YOUR ASSIGNMENT: From the data below, return each line in which the string "this" is found.

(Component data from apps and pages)
=== Section Start ===

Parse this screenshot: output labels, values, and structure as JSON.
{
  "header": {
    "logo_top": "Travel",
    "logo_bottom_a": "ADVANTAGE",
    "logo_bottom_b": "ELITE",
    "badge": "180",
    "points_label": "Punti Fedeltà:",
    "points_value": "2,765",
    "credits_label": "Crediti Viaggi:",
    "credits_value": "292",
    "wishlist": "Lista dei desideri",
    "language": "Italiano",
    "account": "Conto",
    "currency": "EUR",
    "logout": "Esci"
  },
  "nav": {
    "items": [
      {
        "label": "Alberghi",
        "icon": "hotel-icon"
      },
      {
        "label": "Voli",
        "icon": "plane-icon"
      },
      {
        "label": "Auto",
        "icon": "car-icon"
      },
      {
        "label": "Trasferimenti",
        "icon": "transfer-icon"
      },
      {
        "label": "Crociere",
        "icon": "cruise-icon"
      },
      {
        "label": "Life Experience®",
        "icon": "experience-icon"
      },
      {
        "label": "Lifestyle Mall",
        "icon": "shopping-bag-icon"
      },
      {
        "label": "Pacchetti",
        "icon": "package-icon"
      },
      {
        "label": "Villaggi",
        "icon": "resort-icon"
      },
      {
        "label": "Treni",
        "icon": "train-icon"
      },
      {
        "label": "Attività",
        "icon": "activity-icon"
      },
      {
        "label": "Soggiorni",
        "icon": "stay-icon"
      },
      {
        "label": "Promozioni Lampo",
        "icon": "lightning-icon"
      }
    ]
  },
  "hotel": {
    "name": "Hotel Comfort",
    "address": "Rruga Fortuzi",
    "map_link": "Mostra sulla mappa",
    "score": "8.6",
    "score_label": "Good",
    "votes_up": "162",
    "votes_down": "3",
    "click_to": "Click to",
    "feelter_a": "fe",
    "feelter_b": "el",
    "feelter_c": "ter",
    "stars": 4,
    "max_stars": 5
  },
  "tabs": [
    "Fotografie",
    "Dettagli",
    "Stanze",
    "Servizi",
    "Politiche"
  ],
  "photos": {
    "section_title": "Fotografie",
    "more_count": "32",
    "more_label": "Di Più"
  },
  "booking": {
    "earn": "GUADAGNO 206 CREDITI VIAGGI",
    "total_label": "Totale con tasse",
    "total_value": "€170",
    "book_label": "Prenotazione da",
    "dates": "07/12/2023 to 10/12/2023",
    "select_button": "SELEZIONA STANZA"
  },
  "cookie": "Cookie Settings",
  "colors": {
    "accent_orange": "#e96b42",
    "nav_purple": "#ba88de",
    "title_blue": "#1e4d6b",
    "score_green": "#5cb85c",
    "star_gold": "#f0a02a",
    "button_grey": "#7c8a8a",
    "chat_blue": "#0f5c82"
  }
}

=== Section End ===
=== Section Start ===

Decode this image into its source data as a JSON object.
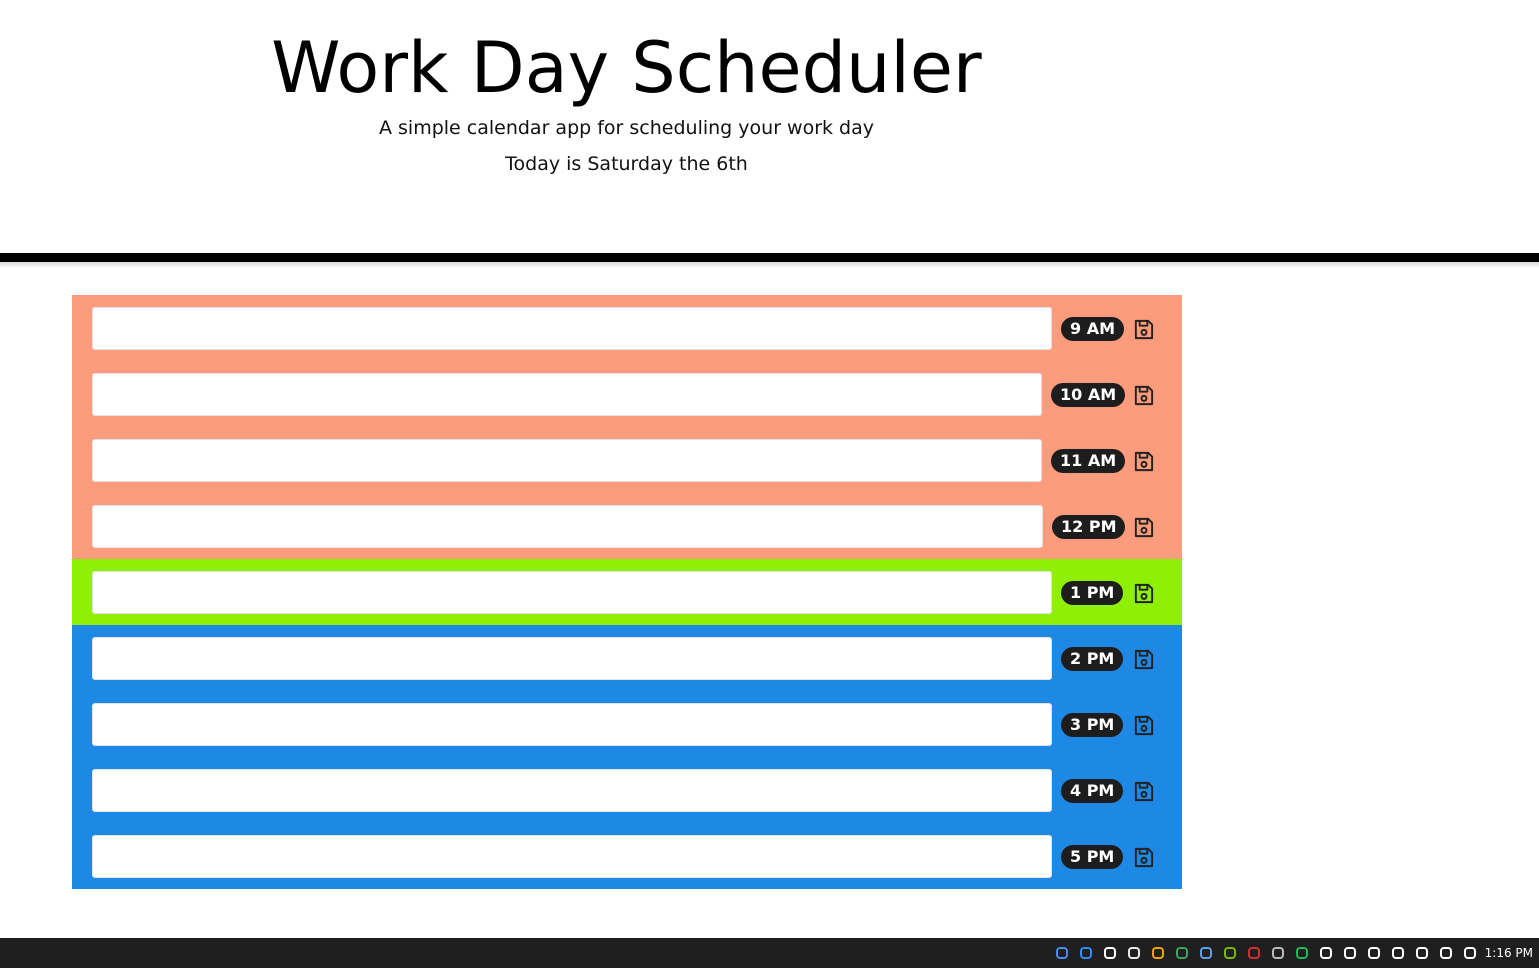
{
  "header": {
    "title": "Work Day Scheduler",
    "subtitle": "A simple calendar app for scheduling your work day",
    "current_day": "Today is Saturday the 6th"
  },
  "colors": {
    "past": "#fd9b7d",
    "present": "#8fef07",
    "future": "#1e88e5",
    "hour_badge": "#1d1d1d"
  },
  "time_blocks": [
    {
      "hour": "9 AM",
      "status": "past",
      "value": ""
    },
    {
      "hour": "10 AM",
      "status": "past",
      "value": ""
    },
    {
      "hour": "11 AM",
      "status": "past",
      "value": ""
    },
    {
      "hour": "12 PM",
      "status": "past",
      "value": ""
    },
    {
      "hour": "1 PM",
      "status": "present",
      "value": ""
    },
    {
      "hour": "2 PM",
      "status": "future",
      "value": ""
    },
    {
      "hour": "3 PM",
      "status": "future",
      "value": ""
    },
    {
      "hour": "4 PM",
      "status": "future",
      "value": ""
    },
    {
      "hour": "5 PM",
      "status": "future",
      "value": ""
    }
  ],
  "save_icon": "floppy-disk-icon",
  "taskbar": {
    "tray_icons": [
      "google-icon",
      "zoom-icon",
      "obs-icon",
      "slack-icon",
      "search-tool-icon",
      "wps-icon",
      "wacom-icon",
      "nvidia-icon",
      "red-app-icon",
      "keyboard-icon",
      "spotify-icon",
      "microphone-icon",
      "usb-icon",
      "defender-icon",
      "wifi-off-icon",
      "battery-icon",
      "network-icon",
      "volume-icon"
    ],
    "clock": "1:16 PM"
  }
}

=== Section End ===

ANSWER BELOW:
Parse this screenshot: output labels, values, and structure as JSON.
Decode this image into its source data as a JSON object.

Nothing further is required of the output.